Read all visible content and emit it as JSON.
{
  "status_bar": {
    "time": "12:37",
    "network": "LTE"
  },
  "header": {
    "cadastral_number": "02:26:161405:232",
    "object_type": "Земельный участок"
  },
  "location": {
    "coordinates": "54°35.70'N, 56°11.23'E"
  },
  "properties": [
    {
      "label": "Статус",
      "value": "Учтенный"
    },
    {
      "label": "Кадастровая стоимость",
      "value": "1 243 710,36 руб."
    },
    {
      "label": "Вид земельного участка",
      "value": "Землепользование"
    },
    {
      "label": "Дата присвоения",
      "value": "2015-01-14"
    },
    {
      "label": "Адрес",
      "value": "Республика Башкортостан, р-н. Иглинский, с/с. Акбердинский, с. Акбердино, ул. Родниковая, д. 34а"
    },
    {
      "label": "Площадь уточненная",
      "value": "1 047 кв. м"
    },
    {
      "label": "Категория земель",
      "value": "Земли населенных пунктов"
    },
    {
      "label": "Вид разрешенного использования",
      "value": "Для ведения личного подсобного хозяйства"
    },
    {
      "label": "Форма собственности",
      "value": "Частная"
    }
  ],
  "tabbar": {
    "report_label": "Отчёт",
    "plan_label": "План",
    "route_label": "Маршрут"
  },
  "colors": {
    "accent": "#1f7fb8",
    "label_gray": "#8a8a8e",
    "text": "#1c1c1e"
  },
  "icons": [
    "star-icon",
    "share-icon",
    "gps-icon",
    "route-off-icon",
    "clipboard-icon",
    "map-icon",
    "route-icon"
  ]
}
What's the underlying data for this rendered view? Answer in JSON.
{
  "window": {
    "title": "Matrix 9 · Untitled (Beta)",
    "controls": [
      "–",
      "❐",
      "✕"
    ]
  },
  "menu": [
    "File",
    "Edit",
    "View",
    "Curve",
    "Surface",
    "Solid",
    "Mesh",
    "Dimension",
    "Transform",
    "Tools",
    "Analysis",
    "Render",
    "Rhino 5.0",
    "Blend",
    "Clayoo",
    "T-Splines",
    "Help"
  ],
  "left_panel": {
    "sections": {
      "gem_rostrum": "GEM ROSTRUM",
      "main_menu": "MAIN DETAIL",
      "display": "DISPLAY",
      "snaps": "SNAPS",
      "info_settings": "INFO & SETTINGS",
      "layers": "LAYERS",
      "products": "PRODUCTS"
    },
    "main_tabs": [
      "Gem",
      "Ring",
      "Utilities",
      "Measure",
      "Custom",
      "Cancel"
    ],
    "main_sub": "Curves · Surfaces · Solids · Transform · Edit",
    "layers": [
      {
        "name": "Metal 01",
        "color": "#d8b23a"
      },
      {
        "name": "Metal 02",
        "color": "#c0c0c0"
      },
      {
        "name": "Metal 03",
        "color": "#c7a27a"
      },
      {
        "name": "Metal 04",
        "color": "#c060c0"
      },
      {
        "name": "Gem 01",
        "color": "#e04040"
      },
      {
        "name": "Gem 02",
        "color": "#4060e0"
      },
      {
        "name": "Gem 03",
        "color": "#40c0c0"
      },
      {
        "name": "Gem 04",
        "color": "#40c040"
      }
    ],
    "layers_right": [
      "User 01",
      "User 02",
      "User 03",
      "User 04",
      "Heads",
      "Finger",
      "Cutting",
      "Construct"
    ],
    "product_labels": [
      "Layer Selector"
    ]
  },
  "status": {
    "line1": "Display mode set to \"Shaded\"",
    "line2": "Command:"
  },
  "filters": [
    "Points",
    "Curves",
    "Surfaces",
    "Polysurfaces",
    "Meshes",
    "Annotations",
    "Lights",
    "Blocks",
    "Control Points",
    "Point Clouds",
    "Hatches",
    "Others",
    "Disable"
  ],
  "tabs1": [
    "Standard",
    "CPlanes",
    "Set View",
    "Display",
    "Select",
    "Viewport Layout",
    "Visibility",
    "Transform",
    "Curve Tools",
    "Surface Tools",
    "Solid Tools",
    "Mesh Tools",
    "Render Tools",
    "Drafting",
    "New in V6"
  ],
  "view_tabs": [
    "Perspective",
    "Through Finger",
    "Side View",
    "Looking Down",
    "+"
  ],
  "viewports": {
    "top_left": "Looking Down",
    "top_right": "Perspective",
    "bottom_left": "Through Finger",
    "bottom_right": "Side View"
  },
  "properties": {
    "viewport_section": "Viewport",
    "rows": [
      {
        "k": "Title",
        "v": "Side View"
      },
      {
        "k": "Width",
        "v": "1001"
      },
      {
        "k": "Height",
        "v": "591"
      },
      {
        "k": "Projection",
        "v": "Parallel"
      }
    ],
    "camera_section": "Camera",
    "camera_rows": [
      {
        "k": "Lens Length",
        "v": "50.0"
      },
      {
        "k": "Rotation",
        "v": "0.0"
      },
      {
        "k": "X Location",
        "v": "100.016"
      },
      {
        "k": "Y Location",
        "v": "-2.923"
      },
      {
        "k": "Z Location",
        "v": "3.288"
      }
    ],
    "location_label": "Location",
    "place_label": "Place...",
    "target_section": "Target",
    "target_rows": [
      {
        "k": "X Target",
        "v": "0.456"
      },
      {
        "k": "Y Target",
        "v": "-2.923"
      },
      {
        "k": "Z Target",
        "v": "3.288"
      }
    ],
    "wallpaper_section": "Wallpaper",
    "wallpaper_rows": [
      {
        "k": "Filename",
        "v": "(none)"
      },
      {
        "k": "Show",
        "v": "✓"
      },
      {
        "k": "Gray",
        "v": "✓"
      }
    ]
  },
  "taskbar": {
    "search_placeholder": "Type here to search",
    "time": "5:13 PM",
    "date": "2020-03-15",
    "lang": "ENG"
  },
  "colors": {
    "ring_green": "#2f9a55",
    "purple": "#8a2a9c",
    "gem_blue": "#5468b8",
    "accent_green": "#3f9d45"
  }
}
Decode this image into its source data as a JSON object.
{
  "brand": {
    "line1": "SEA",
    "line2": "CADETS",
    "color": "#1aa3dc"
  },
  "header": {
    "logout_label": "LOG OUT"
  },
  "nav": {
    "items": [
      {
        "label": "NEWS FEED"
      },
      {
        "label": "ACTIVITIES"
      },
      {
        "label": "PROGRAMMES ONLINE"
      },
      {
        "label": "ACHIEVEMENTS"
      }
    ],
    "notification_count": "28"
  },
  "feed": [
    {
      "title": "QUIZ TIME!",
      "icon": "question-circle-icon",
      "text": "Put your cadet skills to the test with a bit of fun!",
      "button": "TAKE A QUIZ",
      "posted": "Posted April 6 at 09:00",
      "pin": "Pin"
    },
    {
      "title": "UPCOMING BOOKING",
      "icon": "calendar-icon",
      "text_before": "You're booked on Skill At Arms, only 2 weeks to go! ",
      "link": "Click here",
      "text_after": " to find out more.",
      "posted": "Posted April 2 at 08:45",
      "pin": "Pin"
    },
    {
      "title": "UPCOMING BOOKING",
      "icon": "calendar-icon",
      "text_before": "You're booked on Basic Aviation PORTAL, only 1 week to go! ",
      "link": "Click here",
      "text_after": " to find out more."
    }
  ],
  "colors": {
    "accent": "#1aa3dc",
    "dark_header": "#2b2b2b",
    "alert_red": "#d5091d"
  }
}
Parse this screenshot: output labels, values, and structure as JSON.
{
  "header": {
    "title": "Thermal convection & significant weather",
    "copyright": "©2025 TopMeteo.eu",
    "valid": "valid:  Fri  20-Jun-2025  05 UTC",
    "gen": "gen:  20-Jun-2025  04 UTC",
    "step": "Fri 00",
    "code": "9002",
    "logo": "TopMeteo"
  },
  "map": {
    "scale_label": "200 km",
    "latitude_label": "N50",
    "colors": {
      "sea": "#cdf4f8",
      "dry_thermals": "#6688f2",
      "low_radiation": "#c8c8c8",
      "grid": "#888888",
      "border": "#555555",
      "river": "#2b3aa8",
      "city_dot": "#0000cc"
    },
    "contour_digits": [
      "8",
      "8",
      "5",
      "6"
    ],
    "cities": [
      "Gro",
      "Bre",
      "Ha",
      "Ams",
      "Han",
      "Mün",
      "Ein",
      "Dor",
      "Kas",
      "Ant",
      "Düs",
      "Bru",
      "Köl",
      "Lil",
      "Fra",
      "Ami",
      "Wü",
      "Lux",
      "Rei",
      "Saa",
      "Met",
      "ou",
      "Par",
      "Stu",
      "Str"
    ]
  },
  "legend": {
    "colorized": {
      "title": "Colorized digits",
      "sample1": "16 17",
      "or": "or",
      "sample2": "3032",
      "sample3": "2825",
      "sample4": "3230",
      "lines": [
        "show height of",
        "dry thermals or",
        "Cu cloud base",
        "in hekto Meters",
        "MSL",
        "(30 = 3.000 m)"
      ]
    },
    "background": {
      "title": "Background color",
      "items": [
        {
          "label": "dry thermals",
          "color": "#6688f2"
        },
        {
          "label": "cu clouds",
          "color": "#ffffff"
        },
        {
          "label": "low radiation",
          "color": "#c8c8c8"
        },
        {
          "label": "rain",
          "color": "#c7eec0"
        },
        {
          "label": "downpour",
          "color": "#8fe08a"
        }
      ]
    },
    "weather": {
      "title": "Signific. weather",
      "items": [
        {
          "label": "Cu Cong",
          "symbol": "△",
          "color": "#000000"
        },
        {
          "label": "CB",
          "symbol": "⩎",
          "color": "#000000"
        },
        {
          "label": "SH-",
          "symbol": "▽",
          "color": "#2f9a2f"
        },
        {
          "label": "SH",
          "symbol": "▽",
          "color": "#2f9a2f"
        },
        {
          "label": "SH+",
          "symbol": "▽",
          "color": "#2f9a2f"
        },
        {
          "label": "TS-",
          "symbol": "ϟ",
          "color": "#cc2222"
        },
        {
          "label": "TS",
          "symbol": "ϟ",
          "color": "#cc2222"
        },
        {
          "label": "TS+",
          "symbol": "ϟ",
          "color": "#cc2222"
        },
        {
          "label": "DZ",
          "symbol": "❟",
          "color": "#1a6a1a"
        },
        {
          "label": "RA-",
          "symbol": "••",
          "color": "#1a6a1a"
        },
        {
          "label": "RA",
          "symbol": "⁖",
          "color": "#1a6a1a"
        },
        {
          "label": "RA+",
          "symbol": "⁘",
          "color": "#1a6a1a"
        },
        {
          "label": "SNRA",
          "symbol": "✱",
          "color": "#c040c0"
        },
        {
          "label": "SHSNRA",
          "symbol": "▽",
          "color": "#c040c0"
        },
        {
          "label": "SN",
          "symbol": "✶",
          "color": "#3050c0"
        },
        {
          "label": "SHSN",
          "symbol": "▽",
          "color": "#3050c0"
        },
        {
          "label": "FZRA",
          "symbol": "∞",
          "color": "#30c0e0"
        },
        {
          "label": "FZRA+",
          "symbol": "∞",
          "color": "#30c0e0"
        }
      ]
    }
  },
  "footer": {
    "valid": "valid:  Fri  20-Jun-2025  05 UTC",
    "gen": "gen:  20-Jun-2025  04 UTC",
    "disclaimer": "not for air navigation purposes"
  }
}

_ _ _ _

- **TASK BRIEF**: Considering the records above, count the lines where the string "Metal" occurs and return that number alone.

- **ANSWER TO THE EXERCISE**: 4